=== Exercise prompt ===
Would you repeat the listing below verbatim and drop the images?

++++ Provided material ++++

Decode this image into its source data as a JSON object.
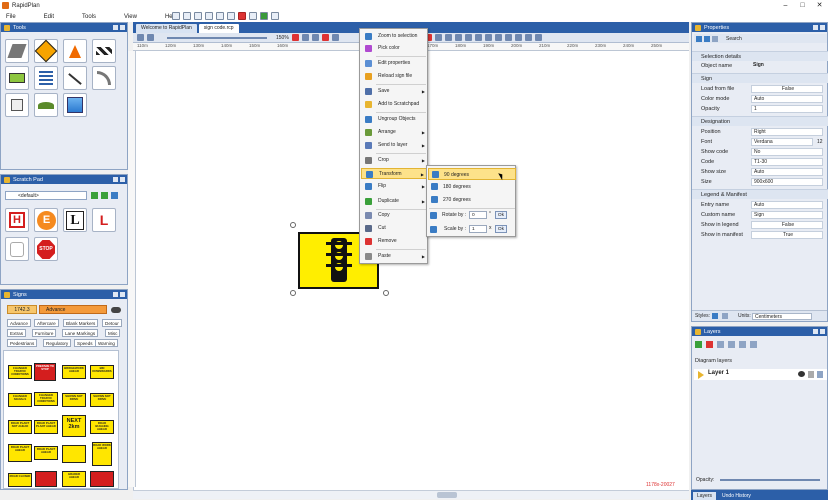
{
  "app": {
    "title": "RapidPlan"
  },
  "menu": [
    "File",
    "Edit",
    "Tools",
    "View",
    "Help"
  ],
  "tools_panel": {
    "title": "Tools"
  },
  "scratch_panel": {
    "title": "Scratch Pad",
    "dropdown": "<default>"
  },
  "signs_panel": {
    "title": "Signs",
    "code_tab": "1742.3",
    "category_tab": "Advance",
    "categories": [
      "Advance",
      "Aftercare",
      "Blank Markers",
      "Detour",
      "Extras",
      "Furniture",
      "Lane Markings",
      "Misc",
      "Pedestrians",
      "Regulatory",
      "Speeds",
      "Warning"
    ],
    "signs": [
      {
        "text": "CHANGED TRAFFIC CONDITIONS"
      },
      {
        "text": "PREPARE TO STOP"
      },
      {
        "text": "BRIDGEWORK AHEAD"
      },
      {
        "text": "BIN DOWNWARDS"
      },
      {
        "text": "CHANGED SIGNALS"
      },
      {
        "text": "CHANGED TRAFFIC CONDITIONS"
      },
      {
        "text": "SHOWN NOT DRIVE"
      },
      {
        "text": "SHOWN NOT DRIVE"
      },
      {
        "text": "ROAD PLANT NOT AHEAD"
      },
      {
        "text": "ROAD PLANT PLANT AHEAD"
      },
      {
        "text": "ROAD BUGGING AHEAD"
      },
      {
        "text": "NEXT 2km"
      },
      {
        "text": "ROAD PLANT AHEAD"
      },
      {
        "text": "ROAD PLANT AHEAD"
      },
      {
        "text": "ROAD WORK AHEAD"
      },
      {
        "text": "ROAD CLOSED"
      },
      {
        "text": "GRADER AHEAD"
      }
    ]
  },
  "doc_tabs": [
    "Welcome to RapidPlan",
    "sign code.rcp"
  ],
  "zoom": "150%",
  "ruler_marks": [
    "110m",
    "120m",
    "130m",
    "140m",
    "150m",
    "160m",
    "170m",
    "180m",
    "190m",
    "200m",
    "210m",
    "220m",
    "230m",
    "240m",
    "250m",
    "260m",
    "270m",
    "280m",
    "290m",
    "300m"
  ],
  "canvas": {
    "coords": "1178x-20027"
  },
  "context_menu": [
    {
      "label": "Zoom to selection"
    },
    {
      "label": "Pick color"
    },
    {
      "label": "Edit properties"
    },
    {
      "label": "Reload sign file"
    },
    {
      "label": "Save",
      "submenu": true
    },
    {
      "label": "Add to Scratchpad"
    },
    {
      "label": "Ungroup Objects"
    },
    {
      "label": "Arrange",
      "submenu": true
    },
    {
      "label": "Send to layer",
      "submenu": true
    },
    {
      "label": "Crop",
      "submenu": true
    },
    {
      "label": "Transform",
      "submenu": true,
      "highlighted": true
    },
    {
      "label": "Flip",
      "submenu": true
    },
    {
      "label": "Duplicate",
      "submenu": true
    },
    {
      "label": "Copy"
    },
    {
      "label": "Cut"
    },
    {
      "label": "Remove"
    },
    {
      "label": "Paste",
      "submenu": true
    }
  ],
  "transform_menu": {
    "items": [
      "90 degrees",
      "180 degrees",
      "270 degrees"
    ],
    "rotate_label": "Rotate by :",
    "rotate_value": "0",
    "rotate_unit": "°",
    "scale_label": "Scale by :",
    "scale_value": "1",
    "scale_unit": "x",
    "ok": "Ok"
  },
  "properties": {
    "title": "Properties",
    "search": "Search",
    "selection_details": "Selection details",
    "object_name_label": "Object name",
    "object_name": "Sign",
    "sign_section": "Sign",
    "load_from_file_label": "Load from file",
    "load_from_file": "False",
    "color_mode_label": "Color mode",
    "color_mode": "Auto",
    "opacity_label": "Opacity",
    "opacity": "1",
    "designation_section": "Designation",
    "position_label": "Position",
    "position": "Right",
    "font_label": "Font",
    "font": "Verdana",
    "font_size": "12",
    "show_code_label": "Show code",
    "show_code": "No",
    "code_label": "Code",
    "code": "T1-30",
    "show_size_label": "Show size",
    "show_size": "Auto",
    "size_label": "Size",
    "size": "900x600",
    "legend_section": "Legend & Manifest",
    "entry_name_label": "Entry name",
    "entry_name": "Auto",
    "custom_name_label": "Custom name",
    "custom_name": "Sign",
    "show_in_legend_label": "Show in legend",
    "show_in_legend": "False",
    "show_in_manifest_label": "Show in manifest",
    "show_in_manifest": "True",
    "styles_label": "Styles:",
    "units_label": "Units:",
    "units": "Centimeters"
  },
  "layers": {
    "title": "Layers",
    "diagram_layers": "Diagram layers",
    "layer_name": "Layer 1",
    "opacity_label": "Opacity:"
  },
  "bottom_tabs": [
    "Layers",
    "Undo History"
  ],
  "colors": {
    "accent": "#2c5fa8",
    "highlight": "#fde28a",
    "sign_yellow": "#ffe600"
  }
}
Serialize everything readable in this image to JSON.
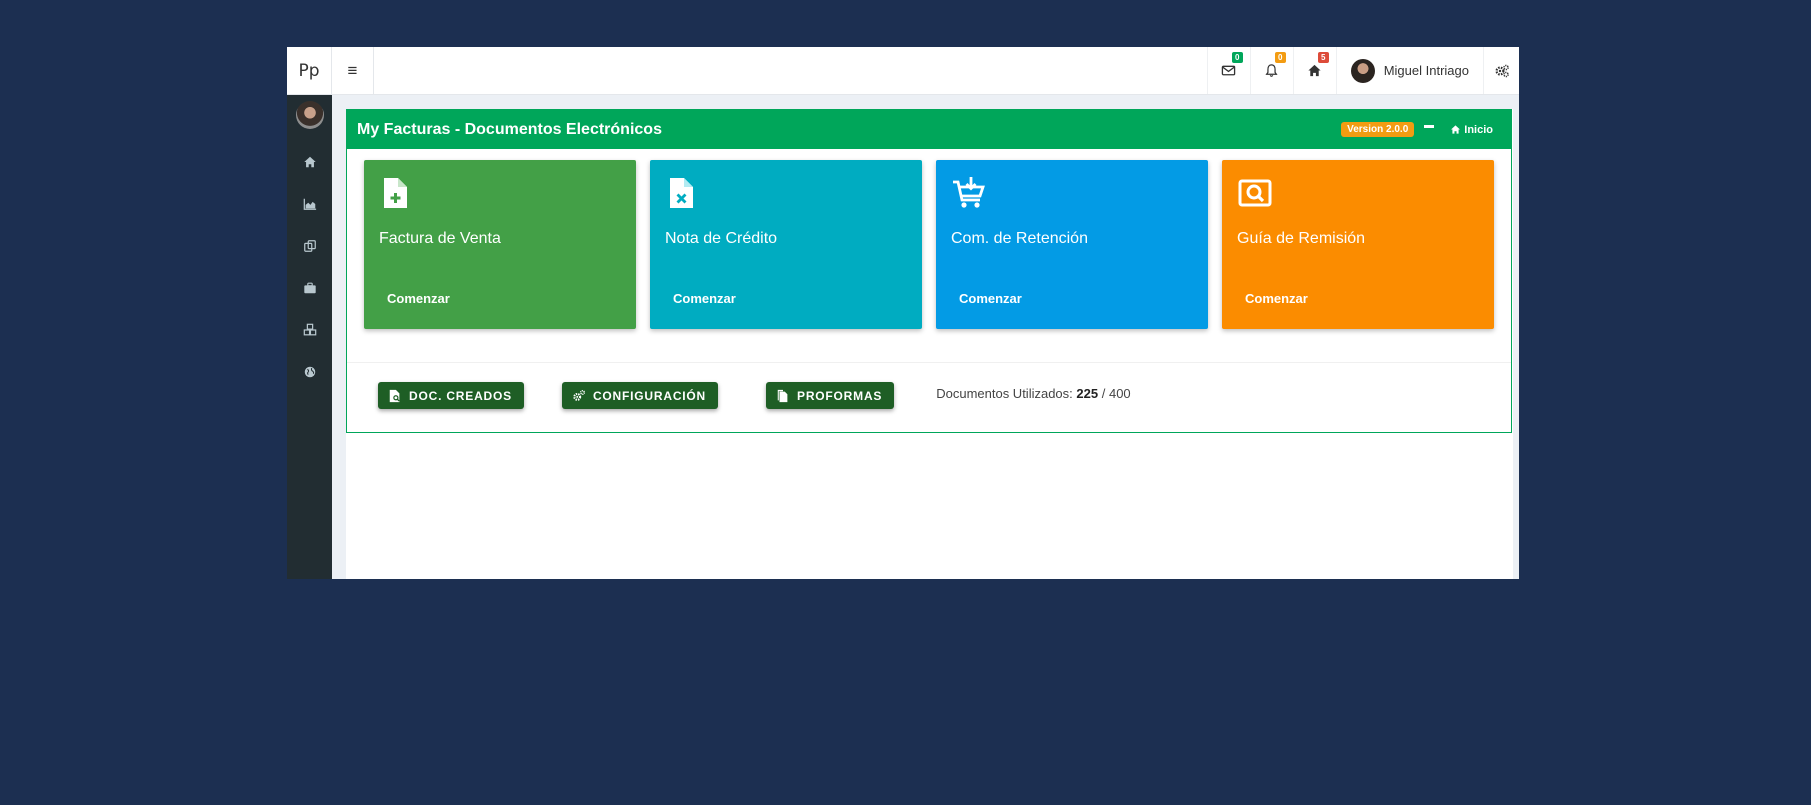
{
  "topbar": {
    "brand": "Pp",
    "hamburger": "≡",
    "mail_badge": "0",
    "bell_badge": "0",
    "home_badge": "5",
    "user_name": "Miguel Intriago",
    "colors": {
      "mail_badge": "#00a65a",
      "bell_badge": "#f39c12",
      "home_badge": "#dd4b39"
    }
  },
  "sidebar": {
    "items": [
      {
        "icon": "home-icon"
      },
      {
        "icon": "area-chart-icon"
      },
      {
        "icon": "copy-icon"
      },
      {
        "icon": "briefcase-icon"
      },
      {
        "icon": "cubes-icon"
      },
      {
        "icon": "globe-icon"
      }
    ]
  },
  "box": {
    "title": "My Facturas - Documentos Electrónicos",
    "version": "Version 2.0.0",
    "inicio": "Inicio",
    "header_color": "#00a65a"
  },
  "cards": [
    {
      "title": "Factura de Venta",
      "cta": "Comenzar",
      "color": "#43a047",
      "icon": "file-plus-icon"
    },
    {
      "title": "Nota de Crédito",
      "cta": "Comenzar",
      "color": "#00acc1",
      "icon": "file-x-icon"
    },
    {
      "title": "Com. de Retención",
      "cta": "Comenzar",
      "color": "#039be5",
      "icon": "cart-download-icon"
    },
    {
      "title": "Guía de Remisión",
      "cta": "Comenzar",
      "color": "#fb8c00",
      "icon": "search-box-icon"
    }
  ],
  "actions": {
    "doc_creados": "DOC. CREADOS",
    "configuracion": "CONFIGURACIÓN",
    "proformas": "PROFORMAS",
    "docs_label": "Documentos Utilizados:",
    "docs_used": "225",
    "docs_total": "/ 400"
  }
}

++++

=== Answer to the exercise ===
Decode this image into its source data as a JSON object.
{
  "app": {
    "title": "RapidPlan"
  },
  "menu": [
    "File",
    "Edit",
    "Tools",
    "View",
    "Help"
  ],
  "tools_panel": {
    "title": "Tools"
  },
  "scratch_panel": {
    "title": "Scratch Pad",
    "dropdown": "<default>"
  },
  "signs_panel": {
    "title": "Signs",
    "code_tab": "1742.3",
    "category_tab": "Advance",
    "categories": [
      "Advance",
      "Aftercare",
      "Blank Markers",
      "Detour",
      "Extras",
      "Furniture",
      "Lane Markings",
      "Misc",
      "Pedestrians",
      "Regulatory",
      "Speeds",
      "Warning"
    ],
    "signs": [
      {
        "text": "CHANGED TRAFFIC CONDITIONS"
      },
      {
        "text": "PREPARE TO STOP"
      },
      {
        "text": "BRIDGEWORK AHEAD"
      },
      {
        "text": "BIN DOWNWARDS"
      },
      {
        "text": "CHANGED SIGNALS"
      },
      {
        "text": "CHANGED TRAFFIC CONDITIONS"
      },
      {
        "text": "SHOWN NOT DRIVE"
      },
      {
        "text": "SHOWN NOT DRIVE"
      },
      {
        "text": "ROAD PLANT NOT AHEAD"
      },
      {
        "text": "ROAD PLANT PLANT AHEAD"
      },
      {
        "text": "ROAD BUGGING AHEAD"
      },
      {
        "text": "NEXT 2km"
      },
      {
        "text": "ROAD PLANT AHEAD"
      },
      {
        "text": "ROAD PLANT AHEAD"
      },
      {
        "text": "ROAD WORK AHEAD"
      },
      {
        "text": "ROAD CLOSED"
      },
      {
        "text": "GRADER AHEAD"
      }
    ]
  },
  "doc_tabs": [
    "Welcome to RapidPlan",
    "sign code.rcp"
  ],
  "zoom": "150%",
  "ruler_marks": [
    "110m",
    "120m",
    "130m",
    "140m",
    "150m",
    "160m",
    "170m",
    "180m",
    "190m",
    "200m",
    "210m",
    "220m",
    "230m",
    "240m",
    "250m",
    "260m",
    "270m",
    "280m",
    "290m",
    "300m"
  ],
  "canvas": {
    "coords": "1178x-20027"
  },
  "context_menu": [
    {
      "label": "Zoom to selection"
    },
    {
      "label": "Pick color"
    },
    {
      "label": "Edit properties"
    },
    {
      "label": "Reload sign file"
    },
    {
      "label": "Save",
      "submenu": true
    },
    {
      "label": "Add to Scratchpad"
    },
    {
      "label": "Ungroup Objects"
    },
    {
      "label": "Arrange",
      "submenu": true
    },
    {
      "label": "Send to layer",
      "submenu": true
    },
    {
      "label": "Crop",
      "submenu": true
    },
    {
      "label": "Transform",
      "submenu": true,
      "highlighted": true
    },
    {
      "label": "Flip",
      "submenu": true
    },
    {
      "label": "Duplicate",
      "submenu": true
    },
    {
      "label": "Copy"
    },
    {
      "label": "Cut"
    },
    {
      "label": "Remove"
    },
    {
      "label": "Paste",
      "submenu": true
    }
  ],
  "transform_menu": {
    "items": [
      "90 degrees",
      "180 degrees",
      "270 degrees"
    ],
    "rotate_label": "Rotate by :",
    "rotate_value": "0",
    "rotate_unit": "°",
    "scale_label": "Scale by :",
    "scale_value": "1",
    "scale_unit": "x",
    "ok": "Ok"
  },
  "properties": {
    "title": "Properties",
    "search": "Search",
    "selection_details": "Selection details",
    "object_name_label": "Object name",
    "object_name": "Sign",
    "sign_section": "Sign",
    "load_from_file_label": "Load from file",
    "load_from_file": "False",
    "color_mode_label": "Color mode",
    "color_mode": "Auto",
    "opacity_label": "Opacity",
    "opacity": "1",
    "designation_section": "Designation",
    "position_label": "Position",
    "position": "Right",
    "font_label": "Font",
    "font": "Verdana",
    "font_size": "12",
    "show_code_label": "Show code",
    "show_code": "No",
    "code_label": "Code",
    "code": "T1-30",
    "show_size_label": "Show size",
    "show_size": "Auto",
    "size_label": "Size",
    "size": "900x600",
    "legend_section": "Legend & Manifest",
    "entry_name_label": "Entry name",
    "entry_name": "Auto",
    "custom_name_label": "Custom name",
    "custom_name": "Sign",
    "show_in_legend_label": "Show in legend",
    "show_in_legend": "False",
    "show_in_manifest_label": "Show in manifest",
    "show_in_manifest": "True",
    "styles_label": "Styles:",
    "units_label": "Units:",
    "units": "Centimeters"
  },
  "layers": {
    "title": "Layers",
    "diagram_layers": "Diagram layers",
    "layer_name": "Layer 1",
    "opacity_label": "Opacity:"
  },
  "bottom_tabs": [
    "Layers",
    "Undo History"
  ],
  "colors": {
    "accent": "#2c5fa8",
    "highlight": "#fde28a",
    "sign_yellow": "#ffe600"
  }
}
Serialize everything readable in this image to JSON.
{
  "topbar": {
    "brand": "Pp",
    "hamburger": "≡",
    "mail_badge": "0",
    "bell_badge": "0",
    "home_badge": "5",
    "user_name": "Miguel Intriago",
    "colors": {
      "mail_badge": "#00a65a",
      "bell_badge": "#f39c12",
      "home_badge": "#dd4b39"
    }
  },
  "sidebar": {
    "items": [
      {
        "icon": "home-icon"
      },
      {
        "icon": "area-chart-icon"
      },
      {
        "icon": "copy-icon"
      },
      {
        "icon": "briefcase-icon"
      },
      {
        "icon": "cubes-icon"
      },
      {
        "icon": "globe-icon"
      }
    ]
  },
  "box": {
    "title": "My Facturas - Documentos Electrónicos",
    "version": "Version 2.0.0",
    "inicio": "Inicio",
    "header_color": "#00a65a"
  },
  "cards": [
    {
      "title": "Factura de Venta",
      "cta": "Comenzar",
      "color": "#43a047",
      "icon": "file-plus-icon"
    },
    {
      "title": "Nota de Crédito",
      "cta": "Comenzar",
      "color": "#00acc1",
      "icon": "file-x-icon"
    },
    {
      "title": "Com. de Retención",
      "cta": "Comenzar",
      "color": "#039be5",
      "icon": "cart-download-icon"
    },
    {
      "title": "Guía de Remisión",
      "cta": "Comenzar",
      "color": "#fb8c00",
      "icon": "search-box-icon"
    }
  ],
  "actions": {
    "doc_creados": "DOC. CREADOS",
    "configuracion": "CONFIGURACIÓN",
    "proformas": "PROFORMAS",
    "docs_label": "Documentos Utilizados:",
    "docs_used": "225",
    "docs_total": "/ 400"
  }
}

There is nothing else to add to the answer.